The film was produced by Irwin Winkler and Robert Chartoff who had just made another movie based on a "Parker" novel, Point Blank. That film starred Lee Marvin and The Split was originally written with Marvin in mind for the lead.

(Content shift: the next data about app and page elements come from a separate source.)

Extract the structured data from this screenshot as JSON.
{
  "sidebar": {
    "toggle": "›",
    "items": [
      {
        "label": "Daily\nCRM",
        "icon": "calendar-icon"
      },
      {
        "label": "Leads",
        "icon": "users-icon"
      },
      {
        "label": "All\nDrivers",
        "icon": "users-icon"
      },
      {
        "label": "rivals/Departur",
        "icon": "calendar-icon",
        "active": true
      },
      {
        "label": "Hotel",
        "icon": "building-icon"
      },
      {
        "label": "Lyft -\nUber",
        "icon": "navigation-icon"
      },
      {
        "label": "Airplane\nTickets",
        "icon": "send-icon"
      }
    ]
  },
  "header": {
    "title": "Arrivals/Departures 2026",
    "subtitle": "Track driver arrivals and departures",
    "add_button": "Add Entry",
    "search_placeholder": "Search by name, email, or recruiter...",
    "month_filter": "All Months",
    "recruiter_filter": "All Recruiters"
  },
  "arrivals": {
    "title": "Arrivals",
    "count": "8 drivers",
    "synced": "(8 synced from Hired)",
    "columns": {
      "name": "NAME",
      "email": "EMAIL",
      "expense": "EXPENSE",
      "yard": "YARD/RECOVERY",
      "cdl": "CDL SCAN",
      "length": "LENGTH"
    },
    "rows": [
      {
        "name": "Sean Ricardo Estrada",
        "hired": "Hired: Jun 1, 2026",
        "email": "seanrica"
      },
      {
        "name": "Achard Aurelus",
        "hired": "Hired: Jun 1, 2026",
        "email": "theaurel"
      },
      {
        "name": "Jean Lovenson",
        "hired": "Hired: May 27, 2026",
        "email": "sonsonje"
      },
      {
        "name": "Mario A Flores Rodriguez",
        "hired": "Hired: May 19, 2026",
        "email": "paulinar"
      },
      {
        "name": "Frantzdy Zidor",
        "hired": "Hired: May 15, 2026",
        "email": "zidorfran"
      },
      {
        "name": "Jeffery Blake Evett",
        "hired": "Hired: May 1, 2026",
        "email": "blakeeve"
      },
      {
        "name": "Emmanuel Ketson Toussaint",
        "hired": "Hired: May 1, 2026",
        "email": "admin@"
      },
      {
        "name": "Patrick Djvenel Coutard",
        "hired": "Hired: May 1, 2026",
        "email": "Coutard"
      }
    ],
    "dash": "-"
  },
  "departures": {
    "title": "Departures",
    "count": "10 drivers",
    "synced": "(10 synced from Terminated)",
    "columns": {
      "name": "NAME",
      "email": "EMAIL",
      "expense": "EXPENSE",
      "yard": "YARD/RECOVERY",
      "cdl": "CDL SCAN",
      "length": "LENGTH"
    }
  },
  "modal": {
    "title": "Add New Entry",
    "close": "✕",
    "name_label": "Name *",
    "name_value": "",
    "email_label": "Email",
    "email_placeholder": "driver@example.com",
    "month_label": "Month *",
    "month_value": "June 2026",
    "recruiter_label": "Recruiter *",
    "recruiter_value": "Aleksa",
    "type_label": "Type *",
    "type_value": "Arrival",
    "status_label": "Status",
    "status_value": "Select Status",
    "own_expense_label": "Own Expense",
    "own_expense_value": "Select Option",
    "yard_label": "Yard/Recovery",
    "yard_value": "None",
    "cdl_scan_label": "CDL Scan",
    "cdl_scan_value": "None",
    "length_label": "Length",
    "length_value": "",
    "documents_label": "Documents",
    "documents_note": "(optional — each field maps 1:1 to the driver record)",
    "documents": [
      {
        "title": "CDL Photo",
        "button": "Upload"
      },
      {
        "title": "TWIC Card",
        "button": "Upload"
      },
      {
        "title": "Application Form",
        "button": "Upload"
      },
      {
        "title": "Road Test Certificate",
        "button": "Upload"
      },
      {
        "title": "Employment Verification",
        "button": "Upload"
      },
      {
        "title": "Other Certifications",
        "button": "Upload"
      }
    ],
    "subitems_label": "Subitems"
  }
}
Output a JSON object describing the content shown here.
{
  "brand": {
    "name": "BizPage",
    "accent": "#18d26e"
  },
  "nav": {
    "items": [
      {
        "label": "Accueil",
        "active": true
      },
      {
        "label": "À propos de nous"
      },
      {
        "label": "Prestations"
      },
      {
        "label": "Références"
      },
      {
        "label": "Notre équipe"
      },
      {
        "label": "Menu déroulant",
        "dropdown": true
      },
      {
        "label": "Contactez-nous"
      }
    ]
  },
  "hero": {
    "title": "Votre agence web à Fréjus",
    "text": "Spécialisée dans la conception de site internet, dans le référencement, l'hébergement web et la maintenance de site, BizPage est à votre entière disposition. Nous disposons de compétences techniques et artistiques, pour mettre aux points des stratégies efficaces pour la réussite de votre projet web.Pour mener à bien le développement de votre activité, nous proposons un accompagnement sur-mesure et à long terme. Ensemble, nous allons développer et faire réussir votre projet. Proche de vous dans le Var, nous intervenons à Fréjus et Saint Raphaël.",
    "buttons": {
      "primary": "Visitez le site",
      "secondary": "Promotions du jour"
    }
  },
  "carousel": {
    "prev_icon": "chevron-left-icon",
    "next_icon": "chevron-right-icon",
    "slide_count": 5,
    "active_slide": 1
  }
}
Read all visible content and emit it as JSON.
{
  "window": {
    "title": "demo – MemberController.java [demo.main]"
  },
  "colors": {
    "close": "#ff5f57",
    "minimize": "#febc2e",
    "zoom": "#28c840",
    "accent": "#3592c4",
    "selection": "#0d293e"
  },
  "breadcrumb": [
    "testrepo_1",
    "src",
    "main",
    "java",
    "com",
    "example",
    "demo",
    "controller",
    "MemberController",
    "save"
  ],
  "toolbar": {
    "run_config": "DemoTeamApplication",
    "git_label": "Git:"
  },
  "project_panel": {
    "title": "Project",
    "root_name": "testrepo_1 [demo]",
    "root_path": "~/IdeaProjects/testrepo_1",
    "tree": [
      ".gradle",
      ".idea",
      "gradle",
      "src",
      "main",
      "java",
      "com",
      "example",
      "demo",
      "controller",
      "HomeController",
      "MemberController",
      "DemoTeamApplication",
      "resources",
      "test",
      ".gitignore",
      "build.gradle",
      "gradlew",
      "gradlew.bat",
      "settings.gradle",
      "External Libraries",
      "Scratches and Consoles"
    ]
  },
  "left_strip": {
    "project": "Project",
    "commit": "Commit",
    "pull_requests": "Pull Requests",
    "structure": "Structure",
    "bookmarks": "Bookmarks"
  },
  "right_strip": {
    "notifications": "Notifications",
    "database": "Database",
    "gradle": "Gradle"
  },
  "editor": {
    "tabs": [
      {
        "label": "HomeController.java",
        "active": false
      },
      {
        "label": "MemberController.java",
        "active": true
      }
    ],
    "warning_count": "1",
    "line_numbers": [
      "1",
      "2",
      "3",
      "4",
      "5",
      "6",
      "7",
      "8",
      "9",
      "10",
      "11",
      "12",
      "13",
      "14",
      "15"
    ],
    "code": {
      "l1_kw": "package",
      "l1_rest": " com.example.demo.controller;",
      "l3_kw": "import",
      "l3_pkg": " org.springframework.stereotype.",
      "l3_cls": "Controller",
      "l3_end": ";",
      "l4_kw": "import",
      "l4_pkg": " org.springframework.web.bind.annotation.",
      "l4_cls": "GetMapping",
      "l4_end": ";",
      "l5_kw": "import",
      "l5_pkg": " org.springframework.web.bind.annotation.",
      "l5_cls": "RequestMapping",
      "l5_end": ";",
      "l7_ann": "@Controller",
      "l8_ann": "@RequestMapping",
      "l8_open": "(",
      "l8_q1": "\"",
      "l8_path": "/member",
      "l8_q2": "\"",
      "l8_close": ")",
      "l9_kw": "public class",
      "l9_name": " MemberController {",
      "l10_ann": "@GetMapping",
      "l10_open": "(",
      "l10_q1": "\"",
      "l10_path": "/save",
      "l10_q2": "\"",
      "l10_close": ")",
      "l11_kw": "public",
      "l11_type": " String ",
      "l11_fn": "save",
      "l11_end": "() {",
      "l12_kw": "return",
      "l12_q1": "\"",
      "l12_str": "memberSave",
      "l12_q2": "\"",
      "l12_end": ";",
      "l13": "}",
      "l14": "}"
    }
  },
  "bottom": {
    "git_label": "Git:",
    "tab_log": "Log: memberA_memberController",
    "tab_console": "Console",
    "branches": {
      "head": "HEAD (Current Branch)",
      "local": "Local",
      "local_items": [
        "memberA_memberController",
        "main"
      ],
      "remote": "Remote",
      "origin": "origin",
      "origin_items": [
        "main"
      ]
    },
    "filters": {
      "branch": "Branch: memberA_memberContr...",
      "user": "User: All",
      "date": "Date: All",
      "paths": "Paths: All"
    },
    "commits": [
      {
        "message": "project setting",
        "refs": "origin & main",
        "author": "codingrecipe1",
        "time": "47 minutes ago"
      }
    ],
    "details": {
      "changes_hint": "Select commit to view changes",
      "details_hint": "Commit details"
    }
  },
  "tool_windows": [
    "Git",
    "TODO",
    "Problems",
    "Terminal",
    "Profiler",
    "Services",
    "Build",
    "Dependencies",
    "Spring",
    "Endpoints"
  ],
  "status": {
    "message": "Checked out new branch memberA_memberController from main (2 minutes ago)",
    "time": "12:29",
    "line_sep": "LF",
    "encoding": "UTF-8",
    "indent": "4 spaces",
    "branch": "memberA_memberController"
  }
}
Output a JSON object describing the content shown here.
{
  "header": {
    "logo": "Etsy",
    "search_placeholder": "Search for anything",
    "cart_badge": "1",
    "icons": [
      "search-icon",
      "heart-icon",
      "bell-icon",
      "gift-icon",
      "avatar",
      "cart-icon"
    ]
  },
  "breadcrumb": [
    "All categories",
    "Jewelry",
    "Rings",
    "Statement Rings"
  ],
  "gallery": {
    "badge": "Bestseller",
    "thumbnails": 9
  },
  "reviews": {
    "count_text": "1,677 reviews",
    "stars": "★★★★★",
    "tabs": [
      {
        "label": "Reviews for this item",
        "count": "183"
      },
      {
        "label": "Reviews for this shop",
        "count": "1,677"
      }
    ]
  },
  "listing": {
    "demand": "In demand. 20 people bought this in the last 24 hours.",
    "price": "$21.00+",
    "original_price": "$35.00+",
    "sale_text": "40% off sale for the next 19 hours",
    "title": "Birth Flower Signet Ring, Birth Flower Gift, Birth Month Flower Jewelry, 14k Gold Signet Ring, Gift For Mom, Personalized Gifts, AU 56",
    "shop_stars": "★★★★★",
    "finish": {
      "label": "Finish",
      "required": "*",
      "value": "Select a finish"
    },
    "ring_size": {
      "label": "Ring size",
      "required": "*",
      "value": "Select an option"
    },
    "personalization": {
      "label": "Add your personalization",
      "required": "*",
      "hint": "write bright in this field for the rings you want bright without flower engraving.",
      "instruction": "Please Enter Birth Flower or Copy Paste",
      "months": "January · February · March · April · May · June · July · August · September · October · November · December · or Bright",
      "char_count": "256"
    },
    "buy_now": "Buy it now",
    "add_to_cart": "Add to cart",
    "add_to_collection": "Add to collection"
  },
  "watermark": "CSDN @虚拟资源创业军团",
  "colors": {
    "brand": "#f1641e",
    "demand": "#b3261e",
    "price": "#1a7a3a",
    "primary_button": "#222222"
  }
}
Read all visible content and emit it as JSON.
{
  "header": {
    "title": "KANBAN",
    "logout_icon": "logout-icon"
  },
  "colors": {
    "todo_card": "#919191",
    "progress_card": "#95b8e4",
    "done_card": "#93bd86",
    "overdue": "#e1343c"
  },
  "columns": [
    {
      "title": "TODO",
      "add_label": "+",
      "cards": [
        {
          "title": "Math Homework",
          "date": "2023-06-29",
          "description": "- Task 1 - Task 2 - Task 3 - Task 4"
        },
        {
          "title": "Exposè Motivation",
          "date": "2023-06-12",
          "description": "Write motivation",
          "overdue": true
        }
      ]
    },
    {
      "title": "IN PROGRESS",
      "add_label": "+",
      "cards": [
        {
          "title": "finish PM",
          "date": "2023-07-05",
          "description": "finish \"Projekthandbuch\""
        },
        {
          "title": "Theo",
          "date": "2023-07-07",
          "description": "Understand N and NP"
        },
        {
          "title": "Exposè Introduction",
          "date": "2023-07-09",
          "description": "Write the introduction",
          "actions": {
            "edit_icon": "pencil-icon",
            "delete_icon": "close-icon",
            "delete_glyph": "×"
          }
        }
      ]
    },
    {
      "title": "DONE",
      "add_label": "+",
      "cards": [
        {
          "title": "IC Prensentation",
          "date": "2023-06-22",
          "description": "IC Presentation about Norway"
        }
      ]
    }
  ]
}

However Jim Brown was cast.
Jim Brown's original action double for the movie was pioneering stuntman Calvin Brown, the first black stunt performer in Hollywood. (Prior to the 1960s, on the rare occasions that a stunt double was required for a black actor, he/she was typically doubled by a white stunt performer in blackface).
Brown began his career as an extra but became a sought-after stunt performer in the mid-60s after producer Sheldon Leonard chose him to double for Bill Cosby in the pioneering espionage drama I Spy, the first American TV series to co-star a black actor.
Brown was badly injured during the shooting of The Split, suffering serious multiple leg fractures that required a two-year convalescence, and ultimately ended Brown's promising stunt career, although he went on to found the Black Stuntman's Association during his recuperation, and trained a new generation of stunt performers.
- Silver, Alain; Ward, Elizabeth; eds. (1992). Film Noir: An Encyclopedic Reference to the American Style (3rd ed.). Woodstock, New York: The Overlook Press. ISBN 0-87951-479-5
- Jim Brown's End Run Around Race Prejudice TUSHER, WILLIAM. Los Angeles Times (1923-Current File) [Los Angeles, Calif] 28 Jan 1968: d11.
- CHARTOFF AND WINKLER: Entrepreneurs of the Offbeat Film Two Entrepreneurs of Offbeat Movies Thomas, Kevin. Los Angeles Times (1923-Current File) [Los Angeles, Calif] 16 Jan 1968: d1.
- MOVIE CALL SHEET: 'Split' Next for Jim Brown Martin, Betty. Los Angeles Times (1923-Current File) [Los Angeles, Calif] 02 Dec 1967: b9.